I know that voice. I’ve heard it many a time.
It’s the voice that tells me not to dress too brightly because it will draw attention to me, to my size. It tells me not to talk too much. Not to sound too smart or sure of myself. It reminds me of the men who called me ‘intimidating.’ It recently told me that no matter how much I love the giant rainbow umbrella my kid gave me for Christmas, didn’t it make me look out of place on the college campus, among all the dreary ones?
A few weeks ago I went to my parents’ church without them. Here and there during the singing, I would catch someone turning to look at me. My grandmother hasn’t remembered my name or relationship to her for years, but if she’d been standing beside me in church, she’d have elbowed me and said, “Don’t be a show-off!” It’s okay, Grandma, the voice did it for you. Even as I type this story it cries, “Pride, pride!”
The voice is the combined weight of centuries of expectations, handed solemnly down from one generation of women to the next. It keeps us in our place, ensuring we are not Too Much for the men to handle.
I have decided that the appropriate response is to summon my inner Carrie Fisher, complete with middle finger extended.

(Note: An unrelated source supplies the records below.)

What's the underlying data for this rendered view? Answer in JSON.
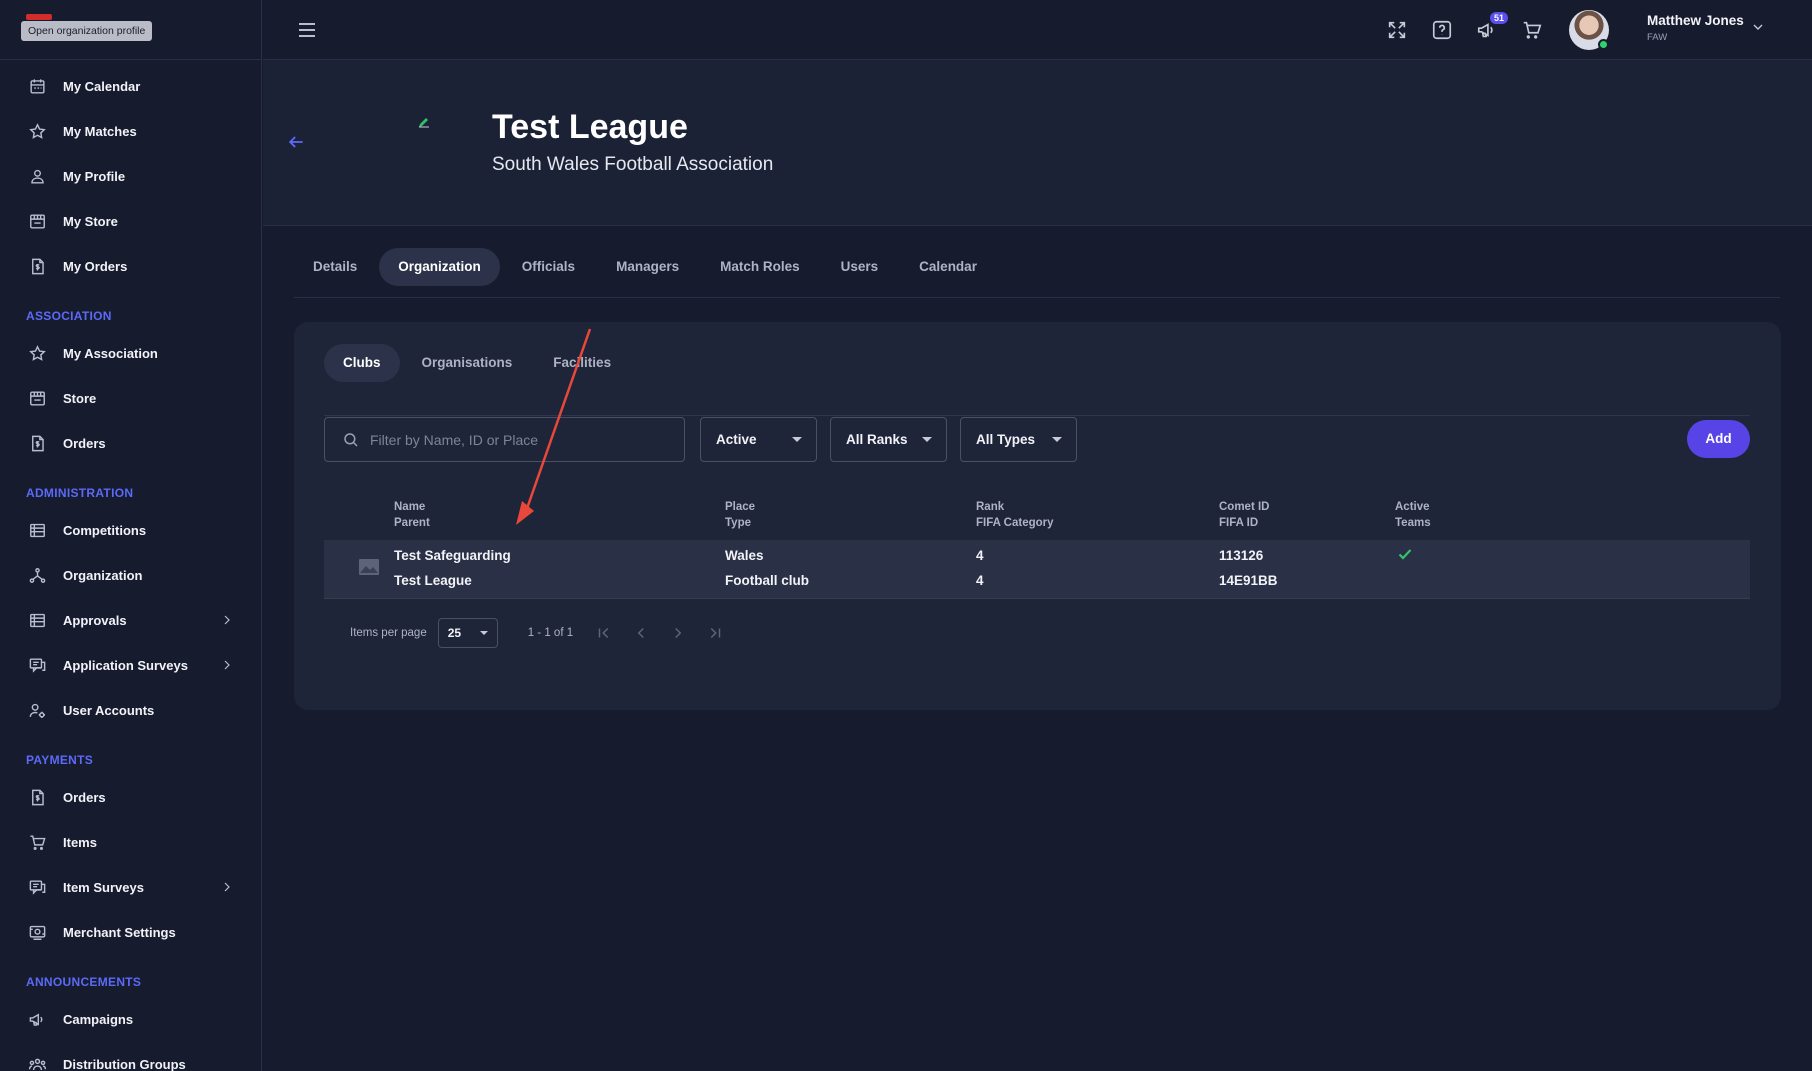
{
  "sidebar": {
    "tooltip": "Open organization profile",
    "personal": [
      {
        "label": "My Calendar",
        "icon": "calendar-icon"
      },
      {
        "label": "My Matches",
        "icon": "star-icon"
      },
      {
        "label": "My Profile",
        "icon": "person-icon"
      },
      {
        "label": "My Store",
        "icon": "store-icon"
      },
      {
        "label": "My Orders",
        "icon": "receipt-icon"
      }
    ],
    "sections": [
      {
        "title": "ASSOCIATION",
        "items": [
          {
            "label": "My Association",
            "icon": "star-icon"
          },
          {
            "label": "Store",
            "icon": "store-icon"
          },
          {
            "label": "Orders",
            "icon": "receipt-icon"
          }
        ]
      },
      {
        "title": "ADMINISTRATION",
        "items": [
          {
            "label": "Competitions",
            "icon": "list-icon"
          },
          {
            "label": "Organization",
            "icon": "hierarchy-icon"
          },
          {
            "label": "Approvals",
            "icon": "list-icon",
            "chevron": true
          },
          {
            "label": "Application Surveys",
            "icon": "survey-icon",
            "chevron": true
          },
          {
            "label": "User Accounts",
            "icon": "user-accounts-icon"
          }
        ]
      },
      {
        "title": "PAYMENTS",
        "items": [
          {
            "label": "Orders",
            "icon": "receipt-icon"
          },
          {
            "label": "Items",
            "icon": "cart-icon"
          },
          {
            "label": "Item Surveys",
            "icon": "survey-icon",
            "chevron": true
          },
          {
            "label": "Merchant Settings",
            "icon": "merchant-icon"
          }
        ]
      },
      {
        "title": "ANNOUNCEMENTS",
        "items": [
          {
            "label": "Campaigns",
            "icon": "megaphone-icon"
          },
          {
            "label": "Distribution Groups",
            "icon": "group-icon"
          }
        ]
      }
    ]
  },
  "topbar": {
    "notification_count": "51",
    "user_name": "Matthew Jones",
    "user_org": "FAW"
  },
  "header": {
    "title": "Test League",
    "subtitle": "South Wales Football Association"
  },
  "main_tabs": [
    "Details",
    "Organization",
    "Officials",
    "Managers",
    "Match Roles",
    "Users",
    "Calendar"
  ],
  "main_tab_active": "Organization",
  "sub_tabs": [
    "Clubs",
    "Organisations",
    "Facilities"
  ],
  "sub_tab_active": "Clubs",
  "filters": {
    "search_placeholder": "Filter by Name, ID or Place",
    "status": "Active",
    "rank": "All Ranks",
    "type": "All Types",
    "add_label": "Add"
  },
  "table": {
    "headers": [
      {
        "top": "Name",
        "bottom": "Parent"
      },
      {
        "top": "Place",
        "bottom": "Type"
      },
      {
        "top": "Rank",
        "bottom": "FIFA Category"
      },
      {
        "top": "Comet ID",
        "bottom": "FIFA ID"
      },
      {
        "top": "Active",
        "bottom": "Teams"
      }
    ],
    "rows": [
      {
        "name": "Test Safeguarding",
        "parent": "Test League",
        "place": "Wales",
        "type": "Football club",
        "rank": "4",
        "fifa_category": "4",
        "comet_id": "113126",
        "fifa_id": "14E91BB",
        "active": true
      }
    ]
  },
  "pagination": {
    "items_per_page_label": "Items per page",
    "page_size": "25",
    "range": "1 - 1 of 1"
  },
  "colors": {
    "accent": "#5844e6",
    "section_title": "#5b6af7",
    "annotation_arrow": "#e8483a",
    "active_check": "#32c36c"
  }
}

So, Dear Girl with the Fiery Hair and Powerful Presence:
Be bold. Be cheerful. Don’t let anyone tell you that you are too much, or that you are not enough. Don’t worry about frightening people away; everyone needs a challenge now and then.
Do not try to fit in their boxes, for you cannot be contained.